What seems obvious now is that the best way to understand the intricacies and mechanics of how GoodReads works for authors is to flip over to the reader side with a reader profile....
It's also a great place to keep track of authors' up-and-coming work. I only become a fan of authors I'm really a fan of and I don't expect anything in return.
Great clarification. Unfortunately, we have a very vague idea of how this works and if this just magically happens or if the author has to engage with their profile to make this happen when they put out a new book.
I friend anyone who requests it, but I do get tired of indie authors spamming my inbox with recommendations for their book, links to their book launches, fan groups etc.
I'm someone who tries really hard not to read her reviews, so my personal policy about GoodReads is that it's for reviewers, not for me
So interesting to see that your sentiment is echoed by the majority of responders here... we always read reviews and glean so much from them... especially when we are trying to decide if age, gender, race factor into who is reading the book and "getting" it more than others. Boy, those New Adult readers are harsh reviewers, but it's interesting how they'll snark on Goodreads with reviews, but not so much on your Amazon sales page, which matters much more. We're always thinking about target audience, maybe because most of our books are a bit "unusual" and not your standard solid genre mold. For example, we have one book that we're about to re-launch now that we know so much more about self-pubbing, and most reviewers are responding to the romance angle... despite the fact that it's clearly an urban fantasy book. That's interesting... and this time around, we might try to re-launch it a totally different way.
I use Goodreads more as a reader than an author. I'm a Net Galley reviewer and Goodreads is where I post my reviews.
This is super interesting. We've been successful in getting reviews through our free promos, but it's so interesting to watch the authors who are using professional venues to obtain reviews. Next week, we're going to start a thread on Netgalley for the sake of discussion...
As for getting fans, mention it to readers that you are on GR and let them know they are welcome to friend and fan you! As well, if you link your GR account to Facebook, you can get folks seeing what you read on FB and friending you on GR--although sometimes the two talk and your friends get friended on GR without you having to do anything. (Readers love to know what authors are reading and if you are reading in your genre, you can swap books, etc. which is a nice, easy, and fun way to connect.)
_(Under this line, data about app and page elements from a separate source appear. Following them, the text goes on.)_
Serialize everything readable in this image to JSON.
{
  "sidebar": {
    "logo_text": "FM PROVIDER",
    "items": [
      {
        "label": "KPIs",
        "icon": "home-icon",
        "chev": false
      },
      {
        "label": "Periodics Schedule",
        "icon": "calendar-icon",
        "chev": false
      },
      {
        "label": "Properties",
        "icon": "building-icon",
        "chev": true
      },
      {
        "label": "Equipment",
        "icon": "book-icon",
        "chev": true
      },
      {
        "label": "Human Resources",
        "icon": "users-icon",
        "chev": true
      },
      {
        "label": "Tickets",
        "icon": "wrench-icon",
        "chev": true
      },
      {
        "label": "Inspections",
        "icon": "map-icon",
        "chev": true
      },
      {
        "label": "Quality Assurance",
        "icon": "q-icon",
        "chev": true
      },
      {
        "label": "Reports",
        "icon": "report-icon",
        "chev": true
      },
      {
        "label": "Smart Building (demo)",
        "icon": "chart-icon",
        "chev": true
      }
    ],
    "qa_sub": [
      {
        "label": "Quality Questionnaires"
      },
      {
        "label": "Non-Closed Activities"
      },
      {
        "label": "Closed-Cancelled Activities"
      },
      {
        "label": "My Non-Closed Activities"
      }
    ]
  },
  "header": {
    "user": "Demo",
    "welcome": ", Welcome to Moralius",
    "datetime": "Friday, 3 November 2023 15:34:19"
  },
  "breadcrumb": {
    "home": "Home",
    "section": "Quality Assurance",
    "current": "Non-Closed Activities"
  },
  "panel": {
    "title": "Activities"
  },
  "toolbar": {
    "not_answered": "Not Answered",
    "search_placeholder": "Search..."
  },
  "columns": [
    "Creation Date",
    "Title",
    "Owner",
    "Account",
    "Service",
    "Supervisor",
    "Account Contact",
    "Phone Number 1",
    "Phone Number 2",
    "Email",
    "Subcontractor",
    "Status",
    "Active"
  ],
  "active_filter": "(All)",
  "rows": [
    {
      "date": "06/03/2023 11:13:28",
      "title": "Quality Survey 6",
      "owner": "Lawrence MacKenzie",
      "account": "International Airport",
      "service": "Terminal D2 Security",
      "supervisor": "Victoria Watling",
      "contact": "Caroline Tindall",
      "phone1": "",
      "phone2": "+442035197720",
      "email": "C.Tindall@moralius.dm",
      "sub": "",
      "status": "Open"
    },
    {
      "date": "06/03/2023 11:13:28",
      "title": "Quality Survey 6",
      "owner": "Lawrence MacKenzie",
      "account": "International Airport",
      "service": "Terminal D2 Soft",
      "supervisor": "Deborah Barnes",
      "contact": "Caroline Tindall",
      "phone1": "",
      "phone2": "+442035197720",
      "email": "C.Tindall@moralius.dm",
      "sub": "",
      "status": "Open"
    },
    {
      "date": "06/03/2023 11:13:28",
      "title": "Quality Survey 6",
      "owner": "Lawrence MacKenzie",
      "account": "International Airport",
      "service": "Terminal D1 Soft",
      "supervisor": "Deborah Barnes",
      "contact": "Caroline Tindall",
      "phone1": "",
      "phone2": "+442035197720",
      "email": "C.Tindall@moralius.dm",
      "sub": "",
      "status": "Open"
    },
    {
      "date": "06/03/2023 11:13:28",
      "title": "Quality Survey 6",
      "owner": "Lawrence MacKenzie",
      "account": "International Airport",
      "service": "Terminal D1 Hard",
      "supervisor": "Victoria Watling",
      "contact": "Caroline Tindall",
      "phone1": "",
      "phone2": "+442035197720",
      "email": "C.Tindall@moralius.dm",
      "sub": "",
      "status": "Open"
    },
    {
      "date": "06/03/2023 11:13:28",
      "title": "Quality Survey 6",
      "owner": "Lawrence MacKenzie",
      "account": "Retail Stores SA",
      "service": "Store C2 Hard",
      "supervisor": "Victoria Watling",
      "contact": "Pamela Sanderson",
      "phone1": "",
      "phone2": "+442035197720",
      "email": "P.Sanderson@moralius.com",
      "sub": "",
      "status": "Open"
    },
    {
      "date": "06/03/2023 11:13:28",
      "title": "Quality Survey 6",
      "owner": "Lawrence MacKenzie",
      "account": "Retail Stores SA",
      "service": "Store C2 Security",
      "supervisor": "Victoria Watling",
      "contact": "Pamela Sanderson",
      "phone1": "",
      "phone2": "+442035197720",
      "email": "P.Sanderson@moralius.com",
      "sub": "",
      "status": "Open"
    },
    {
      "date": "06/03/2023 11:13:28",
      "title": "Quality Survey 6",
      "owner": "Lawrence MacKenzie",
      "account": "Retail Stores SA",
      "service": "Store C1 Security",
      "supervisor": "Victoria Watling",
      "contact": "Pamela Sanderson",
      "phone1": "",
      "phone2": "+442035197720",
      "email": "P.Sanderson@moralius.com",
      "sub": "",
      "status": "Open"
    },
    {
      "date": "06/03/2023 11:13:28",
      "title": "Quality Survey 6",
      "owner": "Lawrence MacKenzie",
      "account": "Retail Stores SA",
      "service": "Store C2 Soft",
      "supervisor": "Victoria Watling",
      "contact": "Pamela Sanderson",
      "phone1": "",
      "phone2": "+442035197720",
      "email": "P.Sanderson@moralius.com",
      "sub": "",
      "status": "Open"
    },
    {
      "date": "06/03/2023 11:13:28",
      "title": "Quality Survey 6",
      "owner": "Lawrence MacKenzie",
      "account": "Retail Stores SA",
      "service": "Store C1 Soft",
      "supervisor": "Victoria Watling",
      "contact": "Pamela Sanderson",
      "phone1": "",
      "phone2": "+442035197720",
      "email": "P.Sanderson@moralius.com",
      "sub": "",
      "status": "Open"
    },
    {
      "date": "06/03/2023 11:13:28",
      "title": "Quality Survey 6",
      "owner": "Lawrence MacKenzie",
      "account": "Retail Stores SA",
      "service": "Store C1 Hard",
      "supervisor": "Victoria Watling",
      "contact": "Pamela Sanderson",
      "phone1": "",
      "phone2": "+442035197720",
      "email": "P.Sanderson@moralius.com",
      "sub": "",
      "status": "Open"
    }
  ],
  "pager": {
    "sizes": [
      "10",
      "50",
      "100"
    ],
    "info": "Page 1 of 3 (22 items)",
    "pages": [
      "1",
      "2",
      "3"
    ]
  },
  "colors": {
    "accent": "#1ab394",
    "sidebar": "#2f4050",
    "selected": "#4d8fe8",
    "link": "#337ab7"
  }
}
Again, great info. But dumb question, fundamentally, what's the difference between "fanning" and "friending"? Do you only "fan" an author when you want to follow their releases, updates from their profile, etc? And then you "friend" others in order to follow their reading lists, etc.?
I accept friend requests from pretty much anyone, but only mark a select few I actually know as Top Friends so my news feed doesn't get clogged up.
That's a great tip, RC.
As a reader I do use it, but I've started using Riffle as well and I might "phase out" Goodreads eventually as a reader.
Always on the cool cutting edge of things, BBC. Love it.